“Your boys are not going to be sent into any foreign wars,” was Roosevelt’s famous campaign statement of 1940. He wasn’t being ingenuous. FDR’s military and State Department leaders were agreeing that a victorious Nazi Germany would threaten the national security of the United States. In White House meetings the strong feeling was that America needed a call to action. This is not what the public wanted, though. Eighty to ninety percent of the American people wanted nothing to do with Europe’s war. So, according to Stinnett, Roosevelt provoked Japan to attack us, let it happen at Pearl Harbor, and thus galvanized the country to war. Many who came into contact with Roosevelt during that time hinted that FDR wasn’t being forthright about his intentions in Europe. After the attack, on the Sunday evening of December 7, 1941, Roosevelt had a brief meeting in the White House with Edward R. Murrow, the famed journalist, and William Donovan, the founder of the Office of Strategic Services. Later Donovan told an assistant that he believed FDR welcomed the attack and didn’t seem surprised. The only thing Roosevelt seemed to care about, Donovan felt, was if the public would now support a declaration of war. According to Day Of Deceit, in October 1940 FDR adopted a specific strategy to incite Japan to commit an overt act of war. Part of the strategy was to move America’s Pacific fleet out of California and anchor it in Pearl Harbor. Admiral James Richardson, the commander of the Pacific fleet, strongly opposed keeping the ships in harm’s way in Hawaii. He expressed this to Roosevelt, and so the President relieved him of his command. Later Richardson quoted Roosevelt as saying: “Sooner or later the Japanese will commit an overt act against the United States and the nation will be willing to enter the war.”

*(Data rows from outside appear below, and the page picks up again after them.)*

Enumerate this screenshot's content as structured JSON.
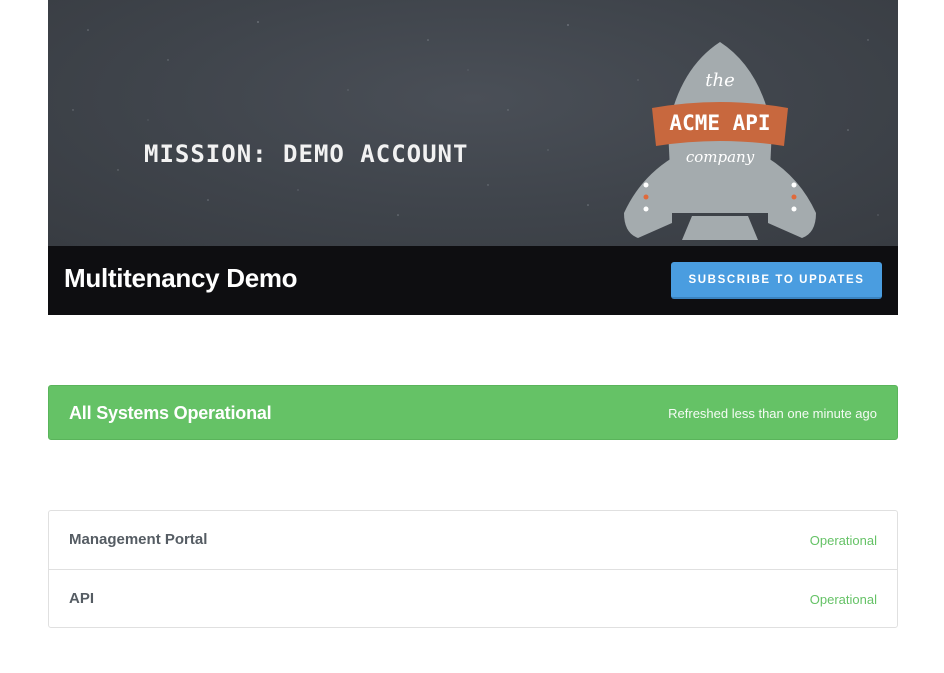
{
  "hero": {
    "mission_text": "MISSION: DEMO ACCOUNT",
    "logo": {
      "top_text": "the",
      "banner_text": "ACME API",
      "bottom_text": "company"
    },
    "page_name": "Multitenancy Demo",
    "subscribe_label": "SUBSCRIBE TO UPDATES"
  },
  "status": {
    "title": "All Systems Operational",
    "refreshed": "Refreshed less than one minute ago"
  },
  "components": [
    {
      "name": "Management Portal",
      "status": "Operational"
    },
    {
      "name": "API",
      "status": "Operational"
    }
  ],
  "colors": {
    "operational_green": "#65c266",
    "subscribe_blue": "#4a9de0",
    "rocket_gray": "#a4abae",
    "banner_orange": "#c8683e",
    "hero_bg": "#3e434a"
  },
  "icons": {
    "logo": "rocket-logo-icon"
  }
}
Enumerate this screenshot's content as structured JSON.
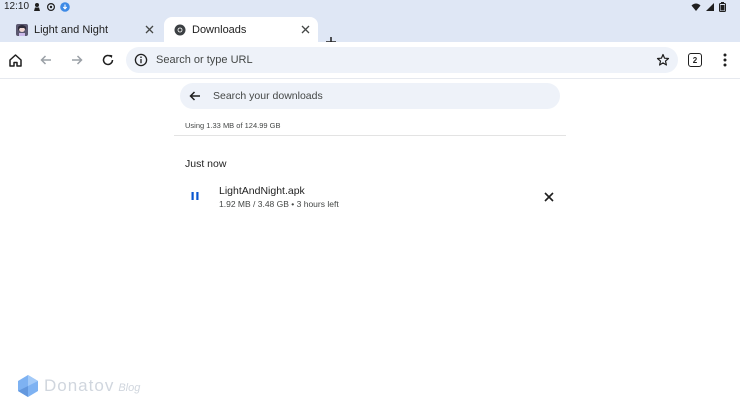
{
  "status_bar": {
    "time": "12:10",
    "left_icons": [
      "person-icon",
      "gear-icon",
      "download-notification-icon"
    ],
    "right_icons": [
      "wifi-icon",
      "signal-icon",
      "battery-icon"
    ]
  },
  "tabs": [
    {
      "title": "Light and Night",
      "active": false,
      "favicon": "anime-avatar-icon"
    },
    {
      "title": "Downloads",
      "active": true,
      "favicon": "chrome-icon"
    }
  ],
  "toolbar": {
    "address_placeholder": "Search or type URL",
    "tab_count": "2"
  },
  "downloads": {
    "search_placeholder": "Search your downloads",
    "storage_text": "Using 1.33 MB of 124.99 GB",
    "section_header": "Just now",
    "items": [
      {
        "filename": "LightAndNight.apk",
        "progress_text": "1.92 MB / 3.48 GB • 3 hours left",
        "state": "downloading"
      }
    ]
  },
  "watermark": {
    "text": "Donatov",
    "sub": "Blog"
  },
  "colors": {
    "accent": "#0b57d0",
    "chrome_bg": "#dfe7f5",
    "pill_bg": "#eef2f9"
  }
}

Comment by the editor: Perhaps this information will encourage our readers to view the posts at this web site:
- Maybe Shimon Cohen Was Right that the Yom Kippur War Was Rigged. 11 Days Before the Yom Kippur War, Jordan’s King Hussein Revealed to Golda Meir the Coming Syrian & Egyptian Plan to Attack Israel
- Declassified: Mossad Spy Agency to Prime Minister Golda Meir’s Military Secretary – Egypt and Syria Will Attack Tomorrow on Yom Kippur